Photographers are constantly reminding each other that taking pictures in public places is generally a legally-protected right. Like anything else, there are limits, and many cases where photographers have been arrested for exercising this right have been documented in the press. Bottom line: it’s a risky business no matter how you look at it. Of course, most people taking photographs out in the open are innocently recording everyday life, with their photos destined for their personal blog (like the case here). But to fully ignore, or disreguard for that matter, privacy and propriety considerations out there could be a risky business. The law is somewhat murky and perhaps designed so that a visit to the local courthouse is all but inevitable if you are not careful. This also gets a lot more complicated when you travel abroad, as different countries have different interpretations of what is permissible and what is not. Bottom line: best to do a little research and never leave common sense behind when stepping out with a camera. And when in doubt, don’t. Then again, that may take all the fun out of photography.
It is virtually impossible to get tired of the Virginia countryside, specially if you are a photographer. Even in winter, when local weather services constantly struggle to get their predictions right, a slow journey along the rolling landscape near Middleburg will reward you in ways that are hard to describe. Manicured horse farms with dark wooden fences, historical dwellings side by side with million dollar mansions, gorgeous horses lazily wandering along undulating meadows, and tree-covered country roads gently disappearing into the horizon. It is an incredible landscape constantly displaying the rich heritage of the state. During the snowy, winter months the city-slicker crowds with their late-model BMW’s are gone and the place finally slows down to its more characteristic, rhythmic crawl. It is the slowness, surrounded by incredible beauty, that nourishes your photographic soul.
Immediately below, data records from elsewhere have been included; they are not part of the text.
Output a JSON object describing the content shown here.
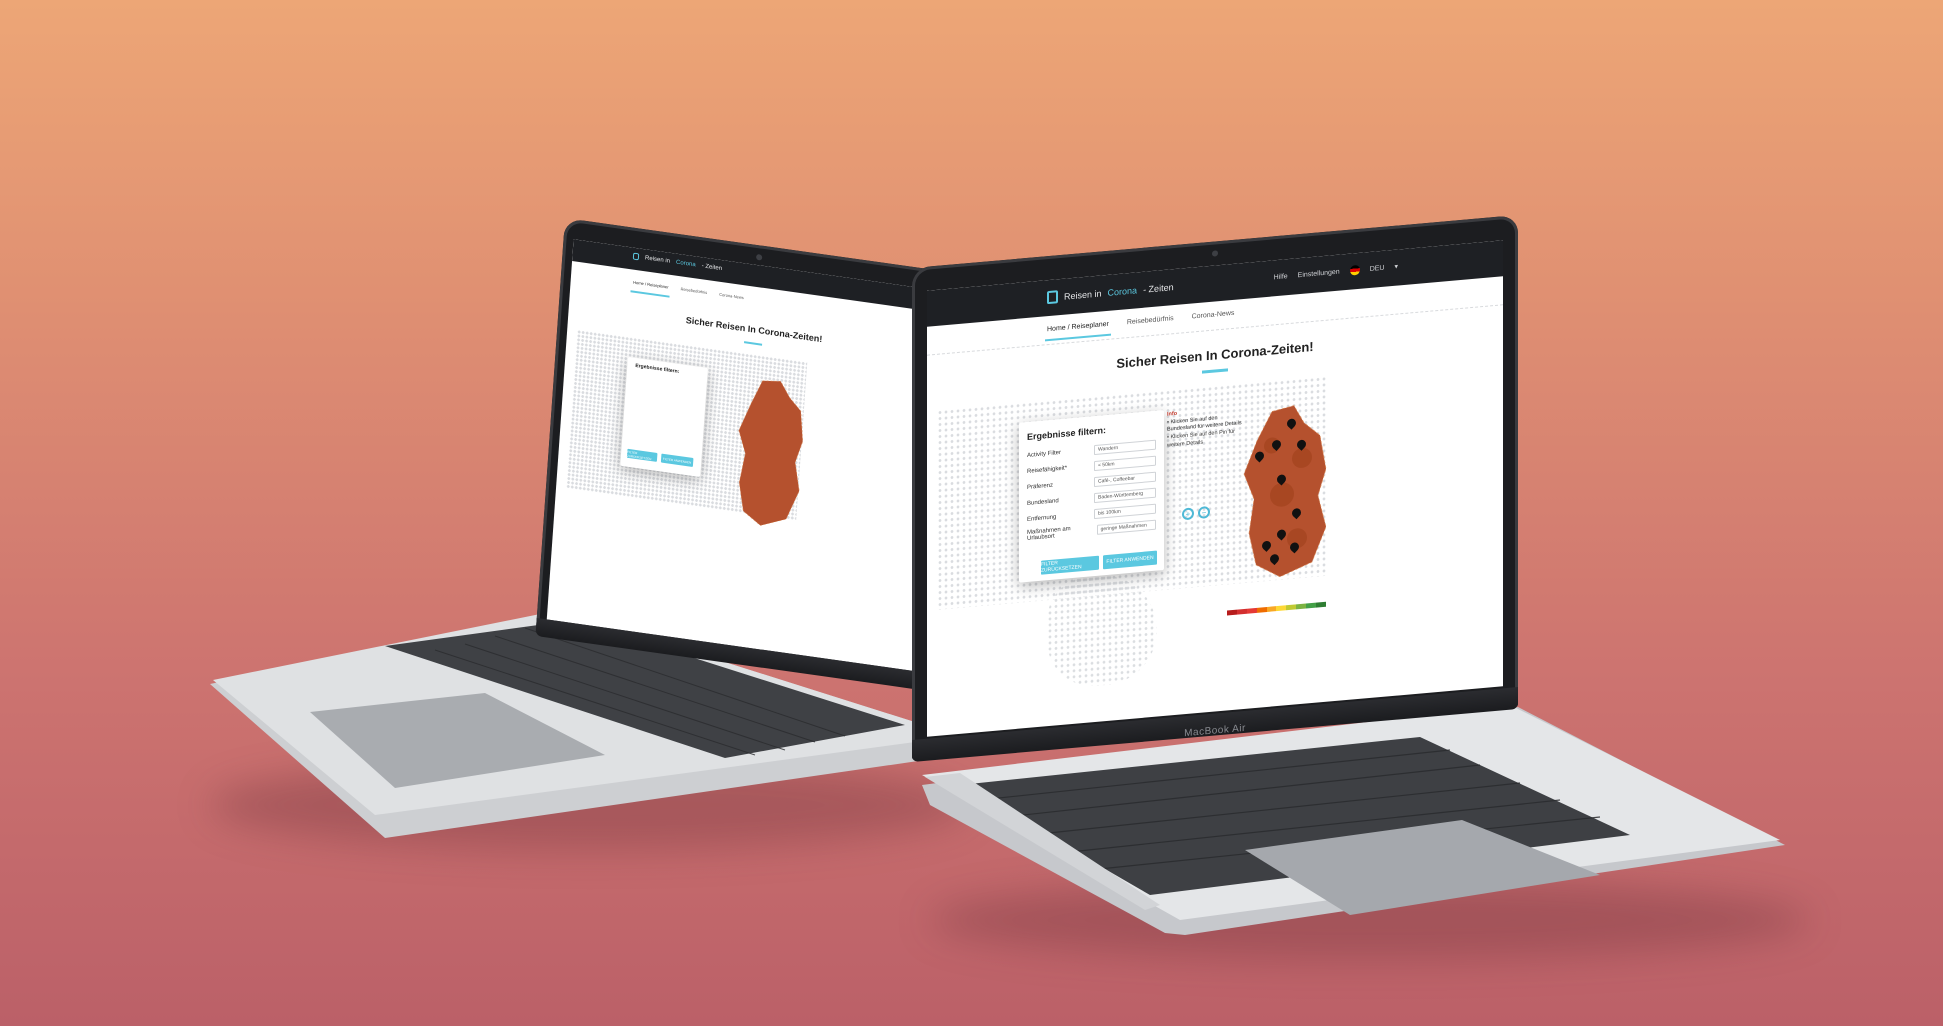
{
  "laptop": {
    "brand_label": "MacBook Air"
  },
  "website": {
    "logo": {
      "part1": "Reisen in ",
      "accent": "Corona",
      "part2": " - Zeiten"
    },
    "header": {
      "help": "Hilfe",
      "account": "Einstellungen",
      "language": "DEU"
    },
    "tabs": [
      "Home / Reiseplaner",
      "Reisebedürfnis",
      "Corona-News"
    ],
    "page_title": "Sicher Reisen In Corona-Zeiten!",
    "filter": {
      "title": "Ergebnisse filtern:",
      "rows": [
        {
          "label": "Activity Filter",
          "value": "Wandern"
        },
        {
          "label": "Reisefähigkeit*",
          "value": "< 50km"
        },
        {
          "label": "Präferenz",
          "value": "Café-, Coffeebar"
        },
        {
          "label": "Bundesland",
          "value": "Baden-Württemberg"
        },
        {
          "label": "Entfernung",
          "value": "bis 100km"
        },
        {
          "label": "Maßnahmen am Urlaubsort",
          "value": "geringe Maßnahmen"
        }
      ],
      "reset_button": "FILTER ZURÜCKSETZEN",
      "apply_button": "FILTER ANWENDEN"
    },
    "info": {
      "title": "Info",
      "lines": [
        "• Klicken Sie auf den Bundesland für weitere Details",
        "• Klicken Sie auf den Pin für weitere Details"
      ]
    },
    "legend_colors": [
      "#b71c1c",
      "#d32f2f",
      "#e53935",
      "#ef6c00",
      "#f9a825",
      "#fdd835",
      "#c0ca33",
      "#7cb342",
      "#43a047",
      "#2e7d32"
    ]
  }
}
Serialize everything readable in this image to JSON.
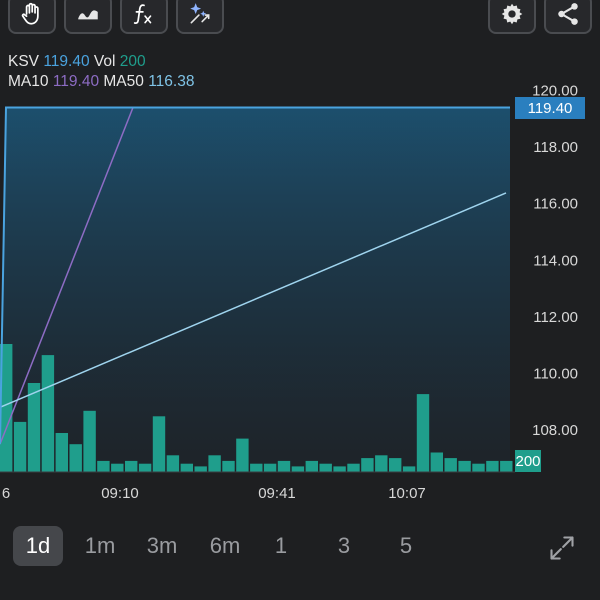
{
  "toolbar": {
    "buttons": [
      {
        "name": "hand-pan-icon"
      },
      {
        "name": "line-chart-icon"
      },
      {
        "name": "function-fx-icon"
      },
      {
        "name": "ai-sparkle-icon"
      }
    ],
    "right_buttons": [
      {
        "name": "gear-icon"
      },
      {
        "name": "share-icon"
      }
    ]
  },
  "legend": {
    "symbol": "KSV",
    "price": "119.40",
    "vol_label": "Vol",
    "volume": "200",
    "ma10_label": "MA10",
    "ma10_value": "119.40",
    "ma50_label": "MA50",
    "ma50_value": "116.38"
  },
  "colors": {
    "price": "#4aa3df",
    "volume": "#1f9e8c",
    "ma10": "#8d6cc4",
    "ma50": "#9fd4ee",
    "background": "#1e1f21"
  },
  "chart_data": {
    "type": "line",
    "price_axis": {
      "ticks": [
        "120.00",
        "118.00",
        "116.00",
        "114.00",
        "112.00",
        "110.00",
        "108.00"
      ],
      "tick_values": [
        120,
        118,
        116,
        114,
        112,
        110,
        108
      ],
      "current_price_label": "119.40",
      "current_price": 119.4
    },
    "volume_axis": {
      "current_volume_label": "200",
      "current_volume": 200
    },
    "time_axis": {
      "ticks": [
        "6",
        "09:10",
        "09:41",
        "10:07"
      ]
    },
    "price_series": {
      "name": "KSV",
      "values": [
        107.5,
        119.4,
        119.4
      ]
    },
    "ma10": {
      "name": "MA10",
      "from": 107.5,
      "to": 119.4
    },
    "ma50": {
      "name": "MA50",
      "from": 108.8,
      "to": 116.38
    },
    "volume_series": {
      "name": "Vol",
      "values": [
        2300,
        900,
        1600,
        2100,
        700,
        500,
        1100,
        200,
        150,
        200,
        150,
        1000,
        300,
        150,
        100,
        300,
        200,
        600,
        150,
        150,
        200,
        100,
        200,
        150,
        100,
        150,
        250,
        300,
        250,
        100,
        1400,
        350,
        250,
        200,
        150,
        200,
        200
      ]
    }
  },
  "bottom": {
    "ranges": [
      {
        "label": "1d",
        "active": true
      },
      {
        "label": "1m",
        "active": false
      },
      {
        "label": "3m",
        "active": false
      },
      {
        "label": "6m",
        "active": false
      },
      {
        "label": "1",
        "active": false
      },
      {
        "label": "3",
        "active": false
      },
      {
        "label": "5",
        "active": false
      }
    ]
  }
}
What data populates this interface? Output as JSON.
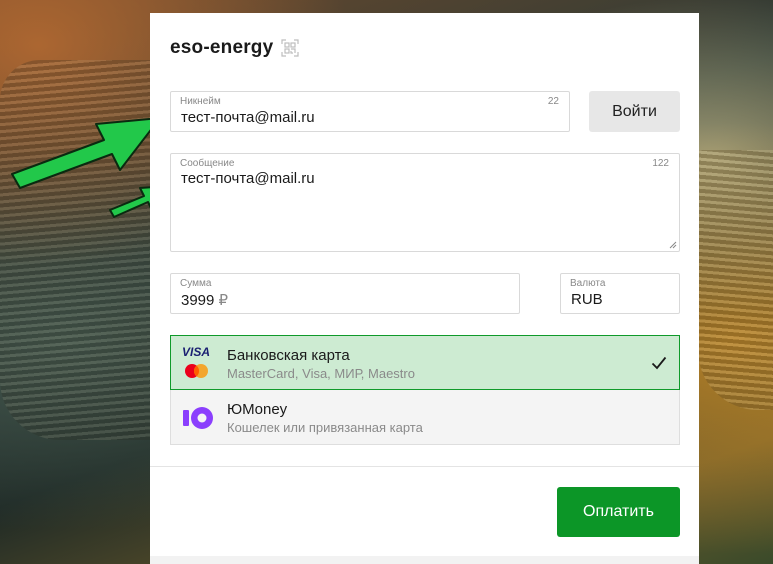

Something good always happens in our national capital region when a snow storms forces most of the government to shut down for a few days. For starters, the entire region’s stress level comes down a notch or two. Bureaucrats get to enjoy a paid day off courtesy of the taxpayers and the environment gets a bit cleaner thanks to tens of thousands of commuters staying home for the day. What’s more, a sort of calm sets into the area with the falling snow, giving people a chance to reconnect with themselves and the place where they live. It may not be quite enough for advocates of the Slow Movement to label Washington, DC as a Slow City, but it’s nice to experience for a day or two what all that slow stuff is all about. I’m digging it.